**YOUR INSTRUCTIONS**.
What is the number of lines in these entries that contain "HTML"? State it alone.

**Dataset items**.
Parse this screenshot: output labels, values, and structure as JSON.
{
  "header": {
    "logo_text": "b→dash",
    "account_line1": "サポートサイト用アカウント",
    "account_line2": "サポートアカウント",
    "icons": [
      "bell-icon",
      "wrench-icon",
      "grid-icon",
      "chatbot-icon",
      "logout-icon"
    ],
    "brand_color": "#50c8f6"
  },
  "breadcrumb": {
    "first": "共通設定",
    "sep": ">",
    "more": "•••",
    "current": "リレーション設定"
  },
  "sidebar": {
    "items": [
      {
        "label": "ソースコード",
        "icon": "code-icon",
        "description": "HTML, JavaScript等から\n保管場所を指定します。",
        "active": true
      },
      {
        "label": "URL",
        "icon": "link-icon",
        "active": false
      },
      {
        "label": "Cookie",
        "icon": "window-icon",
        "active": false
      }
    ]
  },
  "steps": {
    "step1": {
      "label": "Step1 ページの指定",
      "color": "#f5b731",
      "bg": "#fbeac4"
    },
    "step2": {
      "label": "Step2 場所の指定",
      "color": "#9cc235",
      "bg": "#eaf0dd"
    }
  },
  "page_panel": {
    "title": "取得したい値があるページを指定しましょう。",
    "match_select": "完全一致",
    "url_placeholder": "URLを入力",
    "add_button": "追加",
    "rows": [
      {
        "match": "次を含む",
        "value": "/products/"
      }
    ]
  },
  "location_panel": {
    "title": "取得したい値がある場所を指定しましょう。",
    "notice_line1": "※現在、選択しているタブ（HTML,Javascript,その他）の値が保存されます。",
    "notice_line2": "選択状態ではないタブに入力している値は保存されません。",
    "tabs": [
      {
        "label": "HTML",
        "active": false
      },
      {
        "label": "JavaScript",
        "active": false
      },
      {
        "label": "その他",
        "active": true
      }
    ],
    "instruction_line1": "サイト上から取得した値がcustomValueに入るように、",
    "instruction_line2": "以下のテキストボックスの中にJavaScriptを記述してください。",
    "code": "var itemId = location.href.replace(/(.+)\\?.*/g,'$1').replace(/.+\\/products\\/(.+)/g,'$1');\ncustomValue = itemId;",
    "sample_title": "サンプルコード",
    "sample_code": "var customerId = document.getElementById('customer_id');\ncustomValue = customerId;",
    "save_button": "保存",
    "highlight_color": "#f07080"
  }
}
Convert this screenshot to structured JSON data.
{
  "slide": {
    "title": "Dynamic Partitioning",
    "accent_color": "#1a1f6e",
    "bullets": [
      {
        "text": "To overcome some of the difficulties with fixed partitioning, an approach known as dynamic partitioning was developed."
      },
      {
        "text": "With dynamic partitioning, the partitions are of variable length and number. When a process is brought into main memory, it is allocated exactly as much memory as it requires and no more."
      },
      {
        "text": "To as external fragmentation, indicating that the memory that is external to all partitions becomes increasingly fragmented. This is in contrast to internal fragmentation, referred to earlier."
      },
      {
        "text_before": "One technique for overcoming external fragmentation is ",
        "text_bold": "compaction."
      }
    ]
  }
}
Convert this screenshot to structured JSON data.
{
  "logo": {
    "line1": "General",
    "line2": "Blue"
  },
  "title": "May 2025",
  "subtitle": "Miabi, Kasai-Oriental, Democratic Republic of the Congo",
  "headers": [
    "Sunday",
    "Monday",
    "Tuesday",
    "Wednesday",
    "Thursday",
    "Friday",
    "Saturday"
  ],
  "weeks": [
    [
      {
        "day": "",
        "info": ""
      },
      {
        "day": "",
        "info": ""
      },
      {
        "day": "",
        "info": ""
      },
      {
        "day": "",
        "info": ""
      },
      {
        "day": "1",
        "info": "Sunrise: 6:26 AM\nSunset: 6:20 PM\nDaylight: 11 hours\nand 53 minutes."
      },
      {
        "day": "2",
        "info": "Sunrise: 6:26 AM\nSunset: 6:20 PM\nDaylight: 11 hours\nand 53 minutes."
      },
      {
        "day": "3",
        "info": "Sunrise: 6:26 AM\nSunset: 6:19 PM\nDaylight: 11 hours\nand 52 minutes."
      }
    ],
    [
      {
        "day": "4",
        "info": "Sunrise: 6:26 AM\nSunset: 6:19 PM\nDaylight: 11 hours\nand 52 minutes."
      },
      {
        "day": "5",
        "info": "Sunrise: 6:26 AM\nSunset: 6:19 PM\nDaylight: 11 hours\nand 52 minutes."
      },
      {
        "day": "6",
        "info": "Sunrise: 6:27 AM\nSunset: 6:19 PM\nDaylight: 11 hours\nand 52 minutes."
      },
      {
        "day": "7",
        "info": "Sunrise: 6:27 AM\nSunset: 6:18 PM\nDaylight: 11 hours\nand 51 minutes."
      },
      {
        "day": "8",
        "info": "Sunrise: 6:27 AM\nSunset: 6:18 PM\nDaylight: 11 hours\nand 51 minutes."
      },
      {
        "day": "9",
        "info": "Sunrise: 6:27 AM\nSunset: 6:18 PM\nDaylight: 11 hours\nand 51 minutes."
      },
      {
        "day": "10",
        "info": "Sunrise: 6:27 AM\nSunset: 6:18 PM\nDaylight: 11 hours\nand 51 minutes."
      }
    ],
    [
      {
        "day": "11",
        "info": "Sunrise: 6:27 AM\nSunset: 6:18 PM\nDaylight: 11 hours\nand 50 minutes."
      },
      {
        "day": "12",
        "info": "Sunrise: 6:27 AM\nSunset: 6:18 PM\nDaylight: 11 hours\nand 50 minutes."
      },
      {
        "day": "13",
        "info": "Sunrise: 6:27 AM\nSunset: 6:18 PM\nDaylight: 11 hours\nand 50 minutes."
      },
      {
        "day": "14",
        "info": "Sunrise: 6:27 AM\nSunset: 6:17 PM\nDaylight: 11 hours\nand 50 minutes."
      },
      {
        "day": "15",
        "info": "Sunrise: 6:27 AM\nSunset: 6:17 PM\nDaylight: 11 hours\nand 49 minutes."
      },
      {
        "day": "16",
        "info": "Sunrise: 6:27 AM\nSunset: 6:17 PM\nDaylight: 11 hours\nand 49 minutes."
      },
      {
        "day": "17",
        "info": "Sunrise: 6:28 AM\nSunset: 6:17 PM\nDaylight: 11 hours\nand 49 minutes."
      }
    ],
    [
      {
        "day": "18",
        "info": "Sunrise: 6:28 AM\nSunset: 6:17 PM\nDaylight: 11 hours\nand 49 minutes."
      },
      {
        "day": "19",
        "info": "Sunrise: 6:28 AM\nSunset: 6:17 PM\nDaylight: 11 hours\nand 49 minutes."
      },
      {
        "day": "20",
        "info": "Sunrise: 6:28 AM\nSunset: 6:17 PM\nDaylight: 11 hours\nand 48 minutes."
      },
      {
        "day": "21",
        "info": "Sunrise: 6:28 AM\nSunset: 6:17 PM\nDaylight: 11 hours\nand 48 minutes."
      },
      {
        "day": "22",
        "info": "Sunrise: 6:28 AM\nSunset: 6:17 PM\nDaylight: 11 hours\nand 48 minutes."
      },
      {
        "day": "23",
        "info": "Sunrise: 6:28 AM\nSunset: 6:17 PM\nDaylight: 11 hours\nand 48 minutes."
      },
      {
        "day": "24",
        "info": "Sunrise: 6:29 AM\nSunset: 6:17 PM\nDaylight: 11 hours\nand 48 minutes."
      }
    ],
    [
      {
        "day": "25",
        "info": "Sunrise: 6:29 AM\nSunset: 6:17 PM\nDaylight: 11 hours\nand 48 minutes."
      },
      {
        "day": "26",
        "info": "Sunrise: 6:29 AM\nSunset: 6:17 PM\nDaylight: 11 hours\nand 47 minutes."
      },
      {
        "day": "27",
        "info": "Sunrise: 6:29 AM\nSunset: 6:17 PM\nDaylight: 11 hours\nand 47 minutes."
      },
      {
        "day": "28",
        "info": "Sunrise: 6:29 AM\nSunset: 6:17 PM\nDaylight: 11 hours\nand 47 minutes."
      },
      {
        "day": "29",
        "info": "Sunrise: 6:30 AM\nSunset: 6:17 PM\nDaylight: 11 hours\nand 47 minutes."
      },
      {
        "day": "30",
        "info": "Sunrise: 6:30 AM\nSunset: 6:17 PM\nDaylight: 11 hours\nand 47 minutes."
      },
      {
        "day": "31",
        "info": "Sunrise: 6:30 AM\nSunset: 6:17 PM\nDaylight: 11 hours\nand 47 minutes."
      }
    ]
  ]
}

**SOLUTION FOR THIS TASK**.
3